Sir Tony was, of course, talking about economic inequality and accordingly focused on matters of comparative wealth and income. But there has been a growing recognition over recent times that inequality is not only an economic phenomenon but is equally important in other senses as well. In New Zealand, we have always been blessed by our refusal to allow a "ruling class" to develop, but we are now perilously close to allowing the wealthy to have more respect, influence and therefore power than the rest of us.

And someone growing up in sub-standard housing or with limited educational opportunities or inadequate access to health care or whose working day is organised to suit his employer without regard for his own interests should surely be regarded as less than equal with his more fortunate fellow-citizens.

And that should lead us to recognise that there is a range of policies, not just economic policies - policies such as the rights of workers in the workplace and building state houses for low-income families— that will directly influence the level of inequality.

It is often argued that greater equality can be achieved only by limiting the freedom of those who are doing better than others. Today, however, we can see that the link between equality and freedom is not so much that you can only have one at the expense of the other, but that they support each other; someone who is less equal is also less free than he would otherwise be.

Freedom, in other words, is not just an abstract concept but has a real practical significance; it means the power and ability to do things, to realise potential and to make choices.

A society in which only a privileged few have a wide range of choices while everyone else has to "like it or lump it" is not only unequal but also less free. The level of freedom in a society should be determined by the degree of freedom available to those who might be regarded as the least free.
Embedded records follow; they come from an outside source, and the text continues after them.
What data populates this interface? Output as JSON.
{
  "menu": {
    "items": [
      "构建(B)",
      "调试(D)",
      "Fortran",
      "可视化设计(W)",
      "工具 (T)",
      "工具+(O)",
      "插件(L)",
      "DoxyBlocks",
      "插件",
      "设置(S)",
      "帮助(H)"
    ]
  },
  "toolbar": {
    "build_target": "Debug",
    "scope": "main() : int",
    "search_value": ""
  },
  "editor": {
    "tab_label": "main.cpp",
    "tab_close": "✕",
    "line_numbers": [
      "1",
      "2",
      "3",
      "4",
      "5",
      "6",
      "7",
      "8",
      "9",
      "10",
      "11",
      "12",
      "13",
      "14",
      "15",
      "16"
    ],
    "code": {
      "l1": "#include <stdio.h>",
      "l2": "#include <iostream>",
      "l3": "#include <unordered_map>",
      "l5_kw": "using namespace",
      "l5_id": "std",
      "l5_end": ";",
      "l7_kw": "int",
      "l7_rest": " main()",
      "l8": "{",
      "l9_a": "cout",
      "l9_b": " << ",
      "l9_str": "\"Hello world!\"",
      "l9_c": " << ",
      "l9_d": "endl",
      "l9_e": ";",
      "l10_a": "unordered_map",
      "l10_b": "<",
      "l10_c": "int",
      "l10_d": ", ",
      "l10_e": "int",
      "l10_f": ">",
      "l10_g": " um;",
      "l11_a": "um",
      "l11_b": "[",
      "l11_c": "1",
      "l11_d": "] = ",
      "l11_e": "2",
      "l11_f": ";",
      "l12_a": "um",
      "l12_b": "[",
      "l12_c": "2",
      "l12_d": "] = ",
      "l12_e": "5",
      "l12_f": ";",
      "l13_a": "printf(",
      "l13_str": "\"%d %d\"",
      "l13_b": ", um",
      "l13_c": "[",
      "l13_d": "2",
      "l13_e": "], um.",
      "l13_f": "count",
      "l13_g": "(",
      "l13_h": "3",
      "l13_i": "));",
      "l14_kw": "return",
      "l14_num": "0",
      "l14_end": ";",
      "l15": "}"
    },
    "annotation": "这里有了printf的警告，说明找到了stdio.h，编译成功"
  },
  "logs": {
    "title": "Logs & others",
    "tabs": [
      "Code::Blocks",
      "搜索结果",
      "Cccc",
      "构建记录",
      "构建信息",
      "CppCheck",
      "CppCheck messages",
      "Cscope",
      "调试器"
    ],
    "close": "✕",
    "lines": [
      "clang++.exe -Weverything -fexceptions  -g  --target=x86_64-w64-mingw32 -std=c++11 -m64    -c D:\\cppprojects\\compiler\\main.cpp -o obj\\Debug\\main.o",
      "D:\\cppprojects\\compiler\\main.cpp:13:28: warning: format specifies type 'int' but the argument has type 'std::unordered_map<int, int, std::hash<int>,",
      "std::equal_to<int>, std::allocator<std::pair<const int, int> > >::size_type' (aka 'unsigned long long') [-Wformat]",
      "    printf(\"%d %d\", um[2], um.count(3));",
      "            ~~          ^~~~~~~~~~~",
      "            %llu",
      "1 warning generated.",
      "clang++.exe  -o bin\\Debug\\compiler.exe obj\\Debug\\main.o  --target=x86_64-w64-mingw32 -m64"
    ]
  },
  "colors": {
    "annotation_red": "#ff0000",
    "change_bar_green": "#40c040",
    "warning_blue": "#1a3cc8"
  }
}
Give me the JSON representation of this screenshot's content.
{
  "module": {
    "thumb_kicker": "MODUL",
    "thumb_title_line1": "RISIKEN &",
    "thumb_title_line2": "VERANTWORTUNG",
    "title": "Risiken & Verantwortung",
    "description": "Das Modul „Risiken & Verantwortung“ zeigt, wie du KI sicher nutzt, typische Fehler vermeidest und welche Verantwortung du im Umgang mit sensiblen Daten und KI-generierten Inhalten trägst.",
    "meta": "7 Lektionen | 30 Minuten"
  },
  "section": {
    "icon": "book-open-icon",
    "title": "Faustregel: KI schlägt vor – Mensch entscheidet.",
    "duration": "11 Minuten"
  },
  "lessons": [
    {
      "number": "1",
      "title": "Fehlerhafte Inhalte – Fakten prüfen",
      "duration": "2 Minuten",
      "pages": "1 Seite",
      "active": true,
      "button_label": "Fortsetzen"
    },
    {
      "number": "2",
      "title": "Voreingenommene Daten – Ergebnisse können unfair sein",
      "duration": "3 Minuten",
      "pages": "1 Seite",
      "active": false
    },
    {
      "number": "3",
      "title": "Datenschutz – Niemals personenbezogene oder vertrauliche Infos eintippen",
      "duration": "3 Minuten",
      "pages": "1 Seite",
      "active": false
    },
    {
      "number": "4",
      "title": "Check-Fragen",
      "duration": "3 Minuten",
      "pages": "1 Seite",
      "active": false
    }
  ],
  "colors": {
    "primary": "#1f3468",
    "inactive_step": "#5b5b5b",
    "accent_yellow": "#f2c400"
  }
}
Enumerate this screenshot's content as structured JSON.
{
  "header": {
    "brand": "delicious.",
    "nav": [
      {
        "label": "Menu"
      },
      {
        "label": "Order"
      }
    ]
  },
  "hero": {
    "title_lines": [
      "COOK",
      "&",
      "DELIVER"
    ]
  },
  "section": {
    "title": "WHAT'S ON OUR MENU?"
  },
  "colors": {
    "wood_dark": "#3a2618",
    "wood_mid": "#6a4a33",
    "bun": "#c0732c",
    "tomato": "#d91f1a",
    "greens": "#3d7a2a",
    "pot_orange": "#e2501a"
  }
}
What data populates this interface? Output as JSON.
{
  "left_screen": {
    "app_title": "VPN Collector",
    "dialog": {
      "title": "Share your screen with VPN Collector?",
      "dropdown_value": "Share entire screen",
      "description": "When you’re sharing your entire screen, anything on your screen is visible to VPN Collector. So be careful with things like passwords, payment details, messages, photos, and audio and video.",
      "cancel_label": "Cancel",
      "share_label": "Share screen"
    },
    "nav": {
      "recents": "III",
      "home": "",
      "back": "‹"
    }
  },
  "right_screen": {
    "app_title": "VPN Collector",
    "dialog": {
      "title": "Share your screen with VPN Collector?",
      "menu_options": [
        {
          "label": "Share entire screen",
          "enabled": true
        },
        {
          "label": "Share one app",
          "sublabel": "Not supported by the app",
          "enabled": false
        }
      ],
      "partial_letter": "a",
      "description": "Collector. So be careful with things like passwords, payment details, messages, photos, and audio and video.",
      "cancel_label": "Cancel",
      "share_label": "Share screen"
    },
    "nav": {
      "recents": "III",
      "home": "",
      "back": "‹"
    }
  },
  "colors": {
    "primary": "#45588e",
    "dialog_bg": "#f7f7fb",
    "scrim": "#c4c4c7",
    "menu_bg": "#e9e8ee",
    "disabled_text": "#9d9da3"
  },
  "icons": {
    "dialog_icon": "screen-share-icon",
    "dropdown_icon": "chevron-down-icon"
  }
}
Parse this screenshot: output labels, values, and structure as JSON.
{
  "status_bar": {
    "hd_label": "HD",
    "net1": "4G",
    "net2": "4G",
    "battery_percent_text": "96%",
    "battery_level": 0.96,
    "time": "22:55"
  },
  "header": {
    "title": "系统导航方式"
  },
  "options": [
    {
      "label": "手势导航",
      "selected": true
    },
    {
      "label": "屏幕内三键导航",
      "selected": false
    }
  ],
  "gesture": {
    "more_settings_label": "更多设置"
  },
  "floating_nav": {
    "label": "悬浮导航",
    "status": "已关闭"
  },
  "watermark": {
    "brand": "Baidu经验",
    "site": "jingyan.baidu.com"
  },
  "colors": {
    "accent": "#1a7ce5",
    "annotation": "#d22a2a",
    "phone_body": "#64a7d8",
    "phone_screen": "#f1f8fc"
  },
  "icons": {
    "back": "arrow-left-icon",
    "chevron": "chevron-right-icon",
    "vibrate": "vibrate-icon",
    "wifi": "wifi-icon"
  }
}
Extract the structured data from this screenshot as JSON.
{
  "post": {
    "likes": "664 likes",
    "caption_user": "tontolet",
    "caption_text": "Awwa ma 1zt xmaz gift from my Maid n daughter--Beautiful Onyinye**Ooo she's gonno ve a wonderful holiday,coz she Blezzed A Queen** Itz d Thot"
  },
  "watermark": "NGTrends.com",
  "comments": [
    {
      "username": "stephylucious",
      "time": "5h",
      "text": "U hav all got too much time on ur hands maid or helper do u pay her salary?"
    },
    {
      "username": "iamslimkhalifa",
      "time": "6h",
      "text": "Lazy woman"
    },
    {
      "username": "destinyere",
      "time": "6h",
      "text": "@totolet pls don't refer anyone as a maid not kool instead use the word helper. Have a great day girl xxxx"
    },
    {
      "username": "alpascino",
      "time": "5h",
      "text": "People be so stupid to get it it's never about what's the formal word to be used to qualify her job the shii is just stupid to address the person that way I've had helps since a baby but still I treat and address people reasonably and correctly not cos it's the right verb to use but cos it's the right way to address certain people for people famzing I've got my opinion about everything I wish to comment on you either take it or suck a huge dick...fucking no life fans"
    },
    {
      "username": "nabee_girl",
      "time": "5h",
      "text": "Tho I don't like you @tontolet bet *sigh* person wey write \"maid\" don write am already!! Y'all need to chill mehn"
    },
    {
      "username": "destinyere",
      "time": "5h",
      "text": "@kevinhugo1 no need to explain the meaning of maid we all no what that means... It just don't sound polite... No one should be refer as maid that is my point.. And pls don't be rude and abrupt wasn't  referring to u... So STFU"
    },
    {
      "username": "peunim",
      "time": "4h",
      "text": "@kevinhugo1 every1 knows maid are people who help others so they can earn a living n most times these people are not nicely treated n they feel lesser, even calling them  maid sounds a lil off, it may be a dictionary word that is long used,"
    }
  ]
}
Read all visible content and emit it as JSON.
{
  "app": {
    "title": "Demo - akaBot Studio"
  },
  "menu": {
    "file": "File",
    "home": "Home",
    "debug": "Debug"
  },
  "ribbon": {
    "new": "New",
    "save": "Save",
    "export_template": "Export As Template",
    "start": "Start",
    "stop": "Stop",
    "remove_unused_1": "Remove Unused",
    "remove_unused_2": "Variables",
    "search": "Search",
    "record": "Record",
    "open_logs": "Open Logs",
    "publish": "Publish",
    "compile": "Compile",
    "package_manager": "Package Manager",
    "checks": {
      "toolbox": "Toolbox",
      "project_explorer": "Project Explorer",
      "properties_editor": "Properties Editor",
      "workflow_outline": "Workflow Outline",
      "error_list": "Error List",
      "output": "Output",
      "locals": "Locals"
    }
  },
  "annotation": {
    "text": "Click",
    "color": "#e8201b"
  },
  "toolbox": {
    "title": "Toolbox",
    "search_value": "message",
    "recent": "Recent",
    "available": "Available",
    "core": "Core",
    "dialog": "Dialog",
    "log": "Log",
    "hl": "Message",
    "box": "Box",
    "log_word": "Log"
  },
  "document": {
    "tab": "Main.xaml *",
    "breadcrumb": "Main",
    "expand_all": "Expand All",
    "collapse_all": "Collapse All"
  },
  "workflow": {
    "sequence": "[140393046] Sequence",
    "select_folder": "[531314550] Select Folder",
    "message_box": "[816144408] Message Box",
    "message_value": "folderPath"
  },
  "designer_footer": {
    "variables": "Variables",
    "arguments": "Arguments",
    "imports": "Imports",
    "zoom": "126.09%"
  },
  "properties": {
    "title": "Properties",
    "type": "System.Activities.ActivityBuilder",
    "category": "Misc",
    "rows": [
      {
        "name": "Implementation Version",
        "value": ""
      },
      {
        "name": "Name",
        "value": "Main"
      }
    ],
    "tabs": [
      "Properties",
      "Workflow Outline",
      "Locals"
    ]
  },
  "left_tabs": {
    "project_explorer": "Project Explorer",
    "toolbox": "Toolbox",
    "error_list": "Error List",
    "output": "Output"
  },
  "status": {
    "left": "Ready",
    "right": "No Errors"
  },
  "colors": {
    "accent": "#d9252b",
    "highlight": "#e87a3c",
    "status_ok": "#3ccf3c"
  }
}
We have a long way to go - and may even be heading in the wrong direction - if our goal is a society that is both free and equal.